- 1 1/2 – 2 lbs pork belly (thinly sliced)
- 3 cloves garlic (minced)
- 2 tbsp onion (grated)
- 2 tsp ginger (grated)
- 3 tbsp soy sauce
- 2 tbsp Korean red pepper flakes (gochugaru)
- 1 tbsp Korean red pepper paste (gochujang)
- 1 tbsp sugar
- 1 tsp sesame oil
- 1/4 tsp black pepper
- 2 tbsp Korean red pepper paste
- 1 tsp soybean paste (doenjang)
- 1 tbs soy sauce
- 1 garlic (minced)
- 2 tbsp onion (minced)
- 1 tbsp sesame oil
- 1/4 tsp sea salt
- 1/8 tsp black pepper
- 1 head of lettuce
- 1 cucumber (cut into matchsticks)
- 6 garlic cloves (sliced)
- 3 scallions (cut into 2 in pieces)
- 2 jalapeno (sliced)
- Slice pork belly into thin slices about 1/4-1/3 inch thickness.

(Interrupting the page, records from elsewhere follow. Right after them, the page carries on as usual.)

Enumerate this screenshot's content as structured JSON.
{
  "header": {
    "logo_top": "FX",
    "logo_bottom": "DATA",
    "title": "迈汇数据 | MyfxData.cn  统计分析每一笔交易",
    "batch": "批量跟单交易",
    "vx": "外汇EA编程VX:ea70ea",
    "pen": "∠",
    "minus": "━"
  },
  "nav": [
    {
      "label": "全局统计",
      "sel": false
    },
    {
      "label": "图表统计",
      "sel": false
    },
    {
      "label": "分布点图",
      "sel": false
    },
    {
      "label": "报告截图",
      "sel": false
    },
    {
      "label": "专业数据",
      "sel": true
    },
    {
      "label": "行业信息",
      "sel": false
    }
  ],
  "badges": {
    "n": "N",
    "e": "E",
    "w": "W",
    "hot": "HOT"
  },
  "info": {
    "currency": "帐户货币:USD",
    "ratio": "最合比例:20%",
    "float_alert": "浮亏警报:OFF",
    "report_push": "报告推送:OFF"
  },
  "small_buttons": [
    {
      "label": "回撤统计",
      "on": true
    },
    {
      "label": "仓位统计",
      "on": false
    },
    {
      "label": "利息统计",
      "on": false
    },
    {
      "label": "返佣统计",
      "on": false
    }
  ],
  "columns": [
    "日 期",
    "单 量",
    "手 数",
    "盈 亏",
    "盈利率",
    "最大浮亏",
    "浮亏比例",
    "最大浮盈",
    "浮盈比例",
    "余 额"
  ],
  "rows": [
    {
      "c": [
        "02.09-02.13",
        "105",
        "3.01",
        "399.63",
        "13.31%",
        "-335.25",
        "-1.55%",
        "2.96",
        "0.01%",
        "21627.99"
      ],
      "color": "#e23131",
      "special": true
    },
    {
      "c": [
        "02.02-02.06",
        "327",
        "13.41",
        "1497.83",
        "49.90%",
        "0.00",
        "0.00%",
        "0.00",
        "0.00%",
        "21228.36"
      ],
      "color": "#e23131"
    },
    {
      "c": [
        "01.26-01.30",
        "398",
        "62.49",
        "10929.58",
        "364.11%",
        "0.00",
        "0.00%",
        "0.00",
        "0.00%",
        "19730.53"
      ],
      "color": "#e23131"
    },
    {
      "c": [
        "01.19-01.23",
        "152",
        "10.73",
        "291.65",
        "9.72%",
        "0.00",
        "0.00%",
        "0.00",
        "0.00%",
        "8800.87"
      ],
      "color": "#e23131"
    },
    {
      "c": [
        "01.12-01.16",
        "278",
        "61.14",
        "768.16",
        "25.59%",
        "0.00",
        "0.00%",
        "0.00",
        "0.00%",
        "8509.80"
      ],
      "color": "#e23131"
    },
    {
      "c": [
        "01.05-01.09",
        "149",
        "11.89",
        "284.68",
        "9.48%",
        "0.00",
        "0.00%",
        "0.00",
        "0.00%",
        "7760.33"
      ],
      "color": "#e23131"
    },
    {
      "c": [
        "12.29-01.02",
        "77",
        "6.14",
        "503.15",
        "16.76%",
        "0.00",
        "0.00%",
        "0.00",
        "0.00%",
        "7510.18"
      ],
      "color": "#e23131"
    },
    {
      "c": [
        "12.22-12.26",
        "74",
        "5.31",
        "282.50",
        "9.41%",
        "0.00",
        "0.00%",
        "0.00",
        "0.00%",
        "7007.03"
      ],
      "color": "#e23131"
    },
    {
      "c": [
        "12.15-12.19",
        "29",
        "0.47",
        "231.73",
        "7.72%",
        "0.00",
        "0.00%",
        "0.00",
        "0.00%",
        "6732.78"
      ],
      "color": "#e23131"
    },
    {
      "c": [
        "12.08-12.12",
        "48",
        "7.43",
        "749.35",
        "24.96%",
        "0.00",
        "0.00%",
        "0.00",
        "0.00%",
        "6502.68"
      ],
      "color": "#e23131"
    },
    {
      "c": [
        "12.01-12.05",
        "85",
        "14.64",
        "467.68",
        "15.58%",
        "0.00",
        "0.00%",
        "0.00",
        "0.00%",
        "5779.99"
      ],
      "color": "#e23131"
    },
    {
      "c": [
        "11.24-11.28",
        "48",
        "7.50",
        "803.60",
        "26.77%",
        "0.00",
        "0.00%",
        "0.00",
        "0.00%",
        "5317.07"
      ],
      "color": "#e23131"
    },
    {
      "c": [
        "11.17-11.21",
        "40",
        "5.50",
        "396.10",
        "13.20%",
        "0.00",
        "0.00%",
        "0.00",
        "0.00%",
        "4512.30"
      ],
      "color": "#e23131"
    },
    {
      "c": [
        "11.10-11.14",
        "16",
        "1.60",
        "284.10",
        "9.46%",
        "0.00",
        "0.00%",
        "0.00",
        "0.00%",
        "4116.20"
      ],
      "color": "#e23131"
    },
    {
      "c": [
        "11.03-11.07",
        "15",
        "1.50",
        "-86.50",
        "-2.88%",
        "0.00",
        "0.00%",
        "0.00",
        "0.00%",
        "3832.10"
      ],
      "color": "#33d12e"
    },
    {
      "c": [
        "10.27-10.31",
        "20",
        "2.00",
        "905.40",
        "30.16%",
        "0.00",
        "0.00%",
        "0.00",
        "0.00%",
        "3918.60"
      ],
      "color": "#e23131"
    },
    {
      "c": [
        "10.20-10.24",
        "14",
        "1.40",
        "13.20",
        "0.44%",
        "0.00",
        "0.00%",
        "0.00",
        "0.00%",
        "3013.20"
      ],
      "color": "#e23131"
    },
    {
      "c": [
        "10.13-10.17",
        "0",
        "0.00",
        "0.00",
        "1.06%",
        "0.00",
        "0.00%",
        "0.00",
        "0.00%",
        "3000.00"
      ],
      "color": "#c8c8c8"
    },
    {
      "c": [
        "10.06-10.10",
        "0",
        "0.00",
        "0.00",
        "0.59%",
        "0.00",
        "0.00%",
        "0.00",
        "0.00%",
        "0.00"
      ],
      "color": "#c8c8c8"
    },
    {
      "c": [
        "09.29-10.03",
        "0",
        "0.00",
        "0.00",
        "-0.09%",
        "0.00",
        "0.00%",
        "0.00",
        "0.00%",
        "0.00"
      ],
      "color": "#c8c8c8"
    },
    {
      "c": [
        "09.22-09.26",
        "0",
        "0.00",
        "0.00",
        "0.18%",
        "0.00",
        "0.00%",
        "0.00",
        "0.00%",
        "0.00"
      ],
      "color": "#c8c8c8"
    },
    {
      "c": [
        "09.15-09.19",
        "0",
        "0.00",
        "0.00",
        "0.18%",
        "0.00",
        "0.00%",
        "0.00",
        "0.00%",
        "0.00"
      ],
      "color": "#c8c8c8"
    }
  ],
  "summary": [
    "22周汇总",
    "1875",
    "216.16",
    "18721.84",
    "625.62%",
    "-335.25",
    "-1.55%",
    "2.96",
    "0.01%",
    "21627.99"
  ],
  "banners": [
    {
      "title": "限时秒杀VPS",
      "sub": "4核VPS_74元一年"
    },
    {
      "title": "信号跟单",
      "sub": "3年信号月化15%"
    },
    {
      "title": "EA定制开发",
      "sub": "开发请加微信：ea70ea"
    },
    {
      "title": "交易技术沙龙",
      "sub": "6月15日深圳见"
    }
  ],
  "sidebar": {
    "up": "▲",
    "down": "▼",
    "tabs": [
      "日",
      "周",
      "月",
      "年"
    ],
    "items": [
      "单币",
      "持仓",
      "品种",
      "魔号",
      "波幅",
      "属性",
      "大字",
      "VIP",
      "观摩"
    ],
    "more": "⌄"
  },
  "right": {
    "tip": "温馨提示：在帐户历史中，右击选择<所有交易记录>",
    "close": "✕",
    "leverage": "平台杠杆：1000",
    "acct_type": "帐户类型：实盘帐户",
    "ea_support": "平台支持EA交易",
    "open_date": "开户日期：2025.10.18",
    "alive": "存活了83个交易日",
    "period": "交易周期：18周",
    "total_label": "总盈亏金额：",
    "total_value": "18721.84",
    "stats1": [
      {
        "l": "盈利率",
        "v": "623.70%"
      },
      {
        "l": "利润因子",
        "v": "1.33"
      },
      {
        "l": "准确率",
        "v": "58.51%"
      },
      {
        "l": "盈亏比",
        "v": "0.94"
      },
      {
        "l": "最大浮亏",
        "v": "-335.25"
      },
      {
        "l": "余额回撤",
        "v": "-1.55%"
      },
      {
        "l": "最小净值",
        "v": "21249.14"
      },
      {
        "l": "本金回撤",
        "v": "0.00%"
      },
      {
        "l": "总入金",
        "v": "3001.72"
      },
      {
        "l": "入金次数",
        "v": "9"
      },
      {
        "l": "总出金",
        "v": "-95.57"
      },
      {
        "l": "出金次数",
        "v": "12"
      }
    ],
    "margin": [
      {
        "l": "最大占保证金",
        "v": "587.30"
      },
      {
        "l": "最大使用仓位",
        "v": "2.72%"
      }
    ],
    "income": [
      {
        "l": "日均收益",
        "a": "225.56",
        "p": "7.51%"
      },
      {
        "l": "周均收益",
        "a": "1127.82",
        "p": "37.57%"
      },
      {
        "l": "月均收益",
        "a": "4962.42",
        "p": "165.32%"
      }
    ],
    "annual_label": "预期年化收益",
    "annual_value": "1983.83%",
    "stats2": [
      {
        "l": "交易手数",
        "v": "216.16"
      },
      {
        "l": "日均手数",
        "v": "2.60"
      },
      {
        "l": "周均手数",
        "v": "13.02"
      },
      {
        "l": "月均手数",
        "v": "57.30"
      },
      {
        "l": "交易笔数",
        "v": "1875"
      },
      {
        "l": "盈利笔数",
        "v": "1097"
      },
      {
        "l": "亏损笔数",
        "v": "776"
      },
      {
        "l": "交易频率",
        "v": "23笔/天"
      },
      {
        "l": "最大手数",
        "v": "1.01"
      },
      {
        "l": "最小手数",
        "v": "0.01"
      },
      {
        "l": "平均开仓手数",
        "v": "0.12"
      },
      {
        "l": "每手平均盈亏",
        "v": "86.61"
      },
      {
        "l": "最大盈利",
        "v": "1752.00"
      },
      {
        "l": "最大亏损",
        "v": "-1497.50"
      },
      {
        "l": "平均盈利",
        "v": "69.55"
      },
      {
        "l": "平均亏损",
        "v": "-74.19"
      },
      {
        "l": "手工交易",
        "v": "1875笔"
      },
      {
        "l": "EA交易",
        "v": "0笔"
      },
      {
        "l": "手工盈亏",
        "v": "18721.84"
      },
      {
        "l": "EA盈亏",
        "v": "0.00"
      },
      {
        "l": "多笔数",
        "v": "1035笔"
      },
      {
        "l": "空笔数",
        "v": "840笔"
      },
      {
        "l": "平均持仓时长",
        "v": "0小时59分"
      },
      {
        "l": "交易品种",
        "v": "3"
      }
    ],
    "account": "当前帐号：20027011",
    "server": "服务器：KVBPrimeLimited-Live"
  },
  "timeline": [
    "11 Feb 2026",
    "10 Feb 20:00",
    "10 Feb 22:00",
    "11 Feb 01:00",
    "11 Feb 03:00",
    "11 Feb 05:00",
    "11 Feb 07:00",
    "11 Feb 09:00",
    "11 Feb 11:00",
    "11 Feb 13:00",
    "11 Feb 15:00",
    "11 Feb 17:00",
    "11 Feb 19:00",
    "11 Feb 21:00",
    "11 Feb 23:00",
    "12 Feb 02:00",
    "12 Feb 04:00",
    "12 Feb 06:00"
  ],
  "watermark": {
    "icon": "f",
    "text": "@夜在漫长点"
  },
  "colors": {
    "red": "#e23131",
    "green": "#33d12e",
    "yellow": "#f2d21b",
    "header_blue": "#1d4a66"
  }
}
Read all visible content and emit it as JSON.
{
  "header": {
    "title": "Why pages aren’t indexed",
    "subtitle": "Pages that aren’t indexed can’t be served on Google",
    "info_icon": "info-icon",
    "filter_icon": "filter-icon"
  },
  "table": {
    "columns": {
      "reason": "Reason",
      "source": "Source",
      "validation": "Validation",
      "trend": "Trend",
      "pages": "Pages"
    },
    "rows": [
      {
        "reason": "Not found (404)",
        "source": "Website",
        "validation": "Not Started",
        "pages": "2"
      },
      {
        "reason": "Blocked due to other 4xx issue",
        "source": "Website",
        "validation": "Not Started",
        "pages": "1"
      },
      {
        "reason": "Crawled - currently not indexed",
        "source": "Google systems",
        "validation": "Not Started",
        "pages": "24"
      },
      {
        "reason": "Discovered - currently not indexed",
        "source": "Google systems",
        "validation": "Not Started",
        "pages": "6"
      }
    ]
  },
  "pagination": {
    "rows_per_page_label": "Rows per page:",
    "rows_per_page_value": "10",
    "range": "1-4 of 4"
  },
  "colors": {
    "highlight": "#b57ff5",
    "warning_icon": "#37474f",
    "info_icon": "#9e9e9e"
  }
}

- Combine marinating ingredients in a bowl, add in sliced pork, mix to thoroughly coat; allow to marinate for at least 30 minutes or up to 1-2 hours.
- For the ssamjang: combine Korean red pepper paste and soybean paste, add in soy sauce and mix to loosen the paste. Add in garlic and onions, mix again to combine.
- For the sesame oil, add salt and pepper to taste.
- Wash and remove lettuce from core and prepare veggies for assembly.
- In a pan on medium high heat, cook pork belly for about 2 minutes on each side in batches until charred and cooked through. Remove from heat; sprinkle on sesame seeds and scallions on cooked pork.
- Serve pork belly with piece of lettuce, add in a slice or two of cucumber, garlic, jalapeno, and scallions along with some kimchi. Dip or add in ssamjang or seasame oil to wraps.